But how often it happens that out of the voluminous teaches that extraordinary minds like Dr. Borg leave us, there stands out, above all the rest, some simple statement that even a child can understand.  One of those from Dr. Borg caught my eye and remained with me as I prepared this homily this past week.

The topic was the afterlife – “heaven,” as most people refer to it.  Dr. Borg wrote, “So, is there an afterlife, and if so, what will it be like?  I don’t have a clue.  But I am confident that the one who buoyed us up in life will also buoy us up through death.  We die into God.  What more that means, I do not know.  But that is all I need to know.” 

My dear friend, Australian theologian and author, Michael Morwood, has said words very much like Dr. Borg’s.  He wrote: “God is not present in some places and peoples, absent in others.  Our death will not mean travel somewhere else.  (I add “…to an imaginary heaven or to an imaginary hell”).  Rather it will be a transformation into a completely different way of living in God – the God who is always present in creation.  We live in God and we die into the love that is God, and nothing can change that.”   

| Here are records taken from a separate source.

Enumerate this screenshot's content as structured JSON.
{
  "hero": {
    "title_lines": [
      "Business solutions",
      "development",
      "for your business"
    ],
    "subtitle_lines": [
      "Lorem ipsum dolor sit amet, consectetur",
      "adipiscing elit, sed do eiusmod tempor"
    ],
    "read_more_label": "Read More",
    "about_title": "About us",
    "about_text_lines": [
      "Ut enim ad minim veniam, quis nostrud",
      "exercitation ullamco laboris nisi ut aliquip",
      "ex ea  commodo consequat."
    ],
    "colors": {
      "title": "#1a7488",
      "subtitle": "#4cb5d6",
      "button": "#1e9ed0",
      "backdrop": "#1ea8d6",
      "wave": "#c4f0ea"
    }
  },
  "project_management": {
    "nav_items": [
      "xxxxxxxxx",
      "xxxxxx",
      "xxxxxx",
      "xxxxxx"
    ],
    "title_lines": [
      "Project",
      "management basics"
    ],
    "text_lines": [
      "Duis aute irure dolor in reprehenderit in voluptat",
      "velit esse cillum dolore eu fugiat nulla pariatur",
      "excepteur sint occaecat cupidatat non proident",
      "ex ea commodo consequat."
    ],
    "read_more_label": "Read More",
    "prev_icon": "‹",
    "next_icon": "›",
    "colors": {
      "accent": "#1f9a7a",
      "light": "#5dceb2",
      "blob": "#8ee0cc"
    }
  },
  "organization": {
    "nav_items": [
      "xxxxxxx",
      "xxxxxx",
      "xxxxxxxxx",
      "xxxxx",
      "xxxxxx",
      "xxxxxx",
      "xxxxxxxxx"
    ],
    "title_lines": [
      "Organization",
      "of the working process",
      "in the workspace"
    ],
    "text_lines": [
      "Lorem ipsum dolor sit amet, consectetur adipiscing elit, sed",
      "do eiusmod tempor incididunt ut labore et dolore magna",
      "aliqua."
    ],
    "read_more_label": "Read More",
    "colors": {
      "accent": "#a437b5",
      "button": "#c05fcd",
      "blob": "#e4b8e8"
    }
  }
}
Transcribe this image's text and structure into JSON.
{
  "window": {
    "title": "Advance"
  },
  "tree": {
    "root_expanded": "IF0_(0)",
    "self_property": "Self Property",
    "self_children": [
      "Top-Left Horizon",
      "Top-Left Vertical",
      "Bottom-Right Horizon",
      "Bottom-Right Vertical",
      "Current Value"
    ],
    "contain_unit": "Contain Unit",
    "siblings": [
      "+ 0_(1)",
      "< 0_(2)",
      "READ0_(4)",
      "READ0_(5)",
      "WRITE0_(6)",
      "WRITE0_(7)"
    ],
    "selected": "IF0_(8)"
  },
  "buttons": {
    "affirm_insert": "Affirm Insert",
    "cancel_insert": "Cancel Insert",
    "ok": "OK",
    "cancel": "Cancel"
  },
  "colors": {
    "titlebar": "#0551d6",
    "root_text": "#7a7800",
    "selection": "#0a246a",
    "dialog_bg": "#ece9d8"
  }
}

As we’re so fond of saying, “Let’s face it”: no one knows what happens after death.  The beloved Cardinal Joseph Bernardin said several years ago, when the question was put to him by a young man, that he didn’t know any more than the young man himself did.  Not even Jesus is of much help to us in this regard, assuring us only that these mysteries of life belong to the God he called Father.

But notice, in particular, that one small sentence of Dr. Borg’s: “We die into God,” and almost the same from Morwood, “We die into the love that is God.”  Of that they are sure. Borg admits, and I’m certain Morwood would agree, that the full meaning of that belief statement escapes him, but that the little he does know is all he needs to know.

It is, after all, a matter of personal choice.  We are free to believe or not to believe, according to whatever seems more likely and plausible to us.

I choose to believe – although, like the theologians, I don’t have the foggiest idea of what the afterlife will be like.  Believing in a life that awaits us beyond death gives me courage to live life here on earth with all the energy and zest that I can give it.  It helps me to accept present failures and disappointments and limitations as mere potholes in an otherwise smooth road.  It keeps reminding me that there lies ahead a total sharing in the life of the creator of the universe, an experience that will satisfy me beyond my wildest aspirations and desires.

It is Lent.  We are on our way once again to Easter, the quintessential celebration of life!  Let’s not waste the opportunity to think often and deeply about who we are, and who Jesus is, and how we have been granted the grace to view just enough of what lies ahead to fill us with eager anticipation!